◆ **RAW DATA**
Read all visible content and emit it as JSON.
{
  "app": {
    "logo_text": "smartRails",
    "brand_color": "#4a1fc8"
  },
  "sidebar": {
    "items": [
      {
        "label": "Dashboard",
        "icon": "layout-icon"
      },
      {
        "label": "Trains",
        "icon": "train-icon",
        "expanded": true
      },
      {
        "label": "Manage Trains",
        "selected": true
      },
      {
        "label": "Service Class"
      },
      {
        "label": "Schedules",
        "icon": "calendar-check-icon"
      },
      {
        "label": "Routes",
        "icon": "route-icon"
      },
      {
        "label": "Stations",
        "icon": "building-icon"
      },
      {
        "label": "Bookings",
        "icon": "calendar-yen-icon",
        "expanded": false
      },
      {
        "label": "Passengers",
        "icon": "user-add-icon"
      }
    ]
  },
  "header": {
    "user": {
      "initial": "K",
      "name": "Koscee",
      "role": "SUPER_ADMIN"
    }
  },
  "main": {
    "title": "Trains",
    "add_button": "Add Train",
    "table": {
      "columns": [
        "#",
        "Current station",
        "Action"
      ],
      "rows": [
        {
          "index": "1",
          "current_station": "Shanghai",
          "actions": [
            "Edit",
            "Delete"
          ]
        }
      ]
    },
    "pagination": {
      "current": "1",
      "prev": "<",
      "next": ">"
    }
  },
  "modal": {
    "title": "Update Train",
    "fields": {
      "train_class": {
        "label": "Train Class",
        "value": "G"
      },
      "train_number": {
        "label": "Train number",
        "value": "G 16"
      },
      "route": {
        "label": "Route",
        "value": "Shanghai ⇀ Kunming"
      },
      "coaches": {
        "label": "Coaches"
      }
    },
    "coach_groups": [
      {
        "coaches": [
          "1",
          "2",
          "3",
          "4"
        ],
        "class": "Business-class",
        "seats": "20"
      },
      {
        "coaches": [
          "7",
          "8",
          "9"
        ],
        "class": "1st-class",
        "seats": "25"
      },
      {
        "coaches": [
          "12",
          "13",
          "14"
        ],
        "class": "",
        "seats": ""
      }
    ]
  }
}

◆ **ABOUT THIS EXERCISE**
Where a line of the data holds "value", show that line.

◆ **EXPECTED ANSWER**
        "value": "G"
        "value": "G 16"
        "value": "Shanghai ⇀ Kunming"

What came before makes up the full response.